# [Instructions for the task]
Go through the records below and report each line with "name" in it.

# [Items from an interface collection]
==========
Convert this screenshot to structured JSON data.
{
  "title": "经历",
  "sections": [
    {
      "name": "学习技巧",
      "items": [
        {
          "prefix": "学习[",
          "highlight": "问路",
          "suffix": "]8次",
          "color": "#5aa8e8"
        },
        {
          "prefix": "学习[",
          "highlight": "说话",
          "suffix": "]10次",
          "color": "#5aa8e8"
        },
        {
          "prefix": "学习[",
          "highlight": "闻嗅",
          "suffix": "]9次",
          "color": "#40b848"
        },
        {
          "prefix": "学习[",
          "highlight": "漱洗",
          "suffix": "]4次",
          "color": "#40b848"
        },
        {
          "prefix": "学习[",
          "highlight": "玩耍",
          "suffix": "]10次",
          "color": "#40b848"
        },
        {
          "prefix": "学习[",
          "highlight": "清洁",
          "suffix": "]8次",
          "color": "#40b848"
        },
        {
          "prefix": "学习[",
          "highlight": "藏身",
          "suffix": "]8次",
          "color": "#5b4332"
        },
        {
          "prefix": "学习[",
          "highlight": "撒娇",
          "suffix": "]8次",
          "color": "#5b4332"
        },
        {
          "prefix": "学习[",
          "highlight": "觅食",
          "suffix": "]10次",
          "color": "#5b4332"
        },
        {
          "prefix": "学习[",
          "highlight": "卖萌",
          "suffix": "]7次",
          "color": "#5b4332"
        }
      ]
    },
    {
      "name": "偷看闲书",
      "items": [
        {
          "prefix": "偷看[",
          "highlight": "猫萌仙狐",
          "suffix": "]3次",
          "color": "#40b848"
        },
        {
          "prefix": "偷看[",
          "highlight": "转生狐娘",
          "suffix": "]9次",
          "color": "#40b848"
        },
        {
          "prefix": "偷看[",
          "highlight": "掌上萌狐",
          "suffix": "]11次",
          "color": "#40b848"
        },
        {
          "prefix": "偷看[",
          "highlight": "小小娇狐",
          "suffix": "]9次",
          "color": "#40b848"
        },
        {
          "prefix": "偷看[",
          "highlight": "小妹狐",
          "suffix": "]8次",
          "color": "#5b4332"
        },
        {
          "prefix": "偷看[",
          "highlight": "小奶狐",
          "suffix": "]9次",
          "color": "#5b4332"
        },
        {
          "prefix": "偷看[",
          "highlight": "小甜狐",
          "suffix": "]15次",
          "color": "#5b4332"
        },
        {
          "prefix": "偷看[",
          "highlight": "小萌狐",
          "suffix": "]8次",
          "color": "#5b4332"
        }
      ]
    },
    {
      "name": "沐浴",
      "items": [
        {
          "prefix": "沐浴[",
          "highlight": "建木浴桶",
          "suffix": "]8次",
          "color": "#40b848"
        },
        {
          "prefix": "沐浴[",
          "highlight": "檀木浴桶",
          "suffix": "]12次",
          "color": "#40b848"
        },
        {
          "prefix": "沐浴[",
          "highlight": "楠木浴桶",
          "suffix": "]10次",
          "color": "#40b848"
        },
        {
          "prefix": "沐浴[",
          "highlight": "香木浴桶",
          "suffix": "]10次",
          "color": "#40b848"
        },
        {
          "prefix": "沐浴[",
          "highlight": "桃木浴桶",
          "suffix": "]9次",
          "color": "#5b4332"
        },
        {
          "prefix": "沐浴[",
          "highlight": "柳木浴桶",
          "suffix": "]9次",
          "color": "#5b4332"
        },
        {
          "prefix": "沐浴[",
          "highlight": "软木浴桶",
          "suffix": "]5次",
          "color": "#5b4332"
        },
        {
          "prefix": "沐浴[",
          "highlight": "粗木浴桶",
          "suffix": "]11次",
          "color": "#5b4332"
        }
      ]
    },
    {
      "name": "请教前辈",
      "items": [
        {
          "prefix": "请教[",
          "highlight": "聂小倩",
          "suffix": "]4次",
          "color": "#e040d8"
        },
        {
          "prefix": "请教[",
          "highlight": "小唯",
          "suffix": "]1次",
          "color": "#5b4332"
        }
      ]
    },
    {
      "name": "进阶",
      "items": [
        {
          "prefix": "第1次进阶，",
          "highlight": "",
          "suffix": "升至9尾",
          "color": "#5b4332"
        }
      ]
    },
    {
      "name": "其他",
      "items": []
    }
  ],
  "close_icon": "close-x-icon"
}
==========
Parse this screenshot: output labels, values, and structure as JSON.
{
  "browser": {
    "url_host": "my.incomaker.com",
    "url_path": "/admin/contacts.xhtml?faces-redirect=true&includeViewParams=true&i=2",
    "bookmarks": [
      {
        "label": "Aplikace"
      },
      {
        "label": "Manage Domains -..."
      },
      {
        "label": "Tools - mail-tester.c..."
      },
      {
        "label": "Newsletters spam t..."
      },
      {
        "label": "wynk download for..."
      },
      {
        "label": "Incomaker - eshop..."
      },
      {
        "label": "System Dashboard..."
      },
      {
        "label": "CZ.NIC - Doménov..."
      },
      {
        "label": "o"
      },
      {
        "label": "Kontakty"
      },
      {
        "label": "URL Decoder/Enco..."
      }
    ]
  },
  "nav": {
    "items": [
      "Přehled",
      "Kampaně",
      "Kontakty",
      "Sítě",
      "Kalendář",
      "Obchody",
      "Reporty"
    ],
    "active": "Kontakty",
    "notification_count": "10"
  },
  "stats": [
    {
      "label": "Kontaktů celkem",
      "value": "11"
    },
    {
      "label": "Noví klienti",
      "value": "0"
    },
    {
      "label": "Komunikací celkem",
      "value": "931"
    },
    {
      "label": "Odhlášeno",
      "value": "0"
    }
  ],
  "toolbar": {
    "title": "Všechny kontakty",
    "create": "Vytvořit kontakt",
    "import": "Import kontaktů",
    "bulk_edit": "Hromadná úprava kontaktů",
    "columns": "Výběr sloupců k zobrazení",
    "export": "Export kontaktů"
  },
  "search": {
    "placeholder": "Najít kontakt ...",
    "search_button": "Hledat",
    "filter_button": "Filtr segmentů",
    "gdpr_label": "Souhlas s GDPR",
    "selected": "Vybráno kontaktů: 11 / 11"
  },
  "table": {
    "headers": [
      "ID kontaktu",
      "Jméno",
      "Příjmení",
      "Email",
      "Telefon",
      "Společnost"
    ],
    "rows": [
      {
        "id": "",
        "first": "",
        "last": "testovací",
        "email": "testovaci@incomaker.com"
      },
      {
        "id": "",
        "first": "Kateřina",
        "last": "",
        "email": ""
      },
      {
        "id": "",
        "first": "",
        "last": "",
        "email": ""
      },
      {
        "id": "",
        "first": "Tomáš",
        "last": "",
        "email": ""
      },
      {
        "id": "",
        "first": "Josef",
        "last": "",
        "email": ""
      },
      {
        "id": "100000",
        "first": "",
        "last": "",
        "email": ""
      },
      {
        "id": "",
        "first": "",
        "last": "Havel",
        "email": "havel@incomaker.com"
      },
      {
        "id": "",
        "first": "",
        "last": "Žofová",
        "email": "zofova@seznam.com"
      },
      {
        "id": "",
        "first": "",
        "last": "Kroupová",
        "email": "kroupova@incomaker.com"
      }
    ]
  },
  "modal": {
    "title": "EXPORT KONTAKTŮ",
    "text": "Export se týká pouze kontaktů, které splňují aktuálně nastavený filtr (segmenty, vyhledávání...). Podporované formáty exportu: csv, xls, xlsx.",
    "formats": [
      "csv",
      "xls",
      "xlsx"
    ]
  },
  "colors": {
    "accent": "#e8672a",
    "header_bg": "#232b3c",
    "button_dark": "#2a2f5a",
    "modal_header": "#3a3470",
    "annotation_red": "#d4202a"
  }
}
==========
# [Worked solution]
      "name": "学习技巧",
      "name": "偷看闲书",
      "name": "沐浴",
      "name": "请教前辈",
      "name": "进阶",
      "name": "其他",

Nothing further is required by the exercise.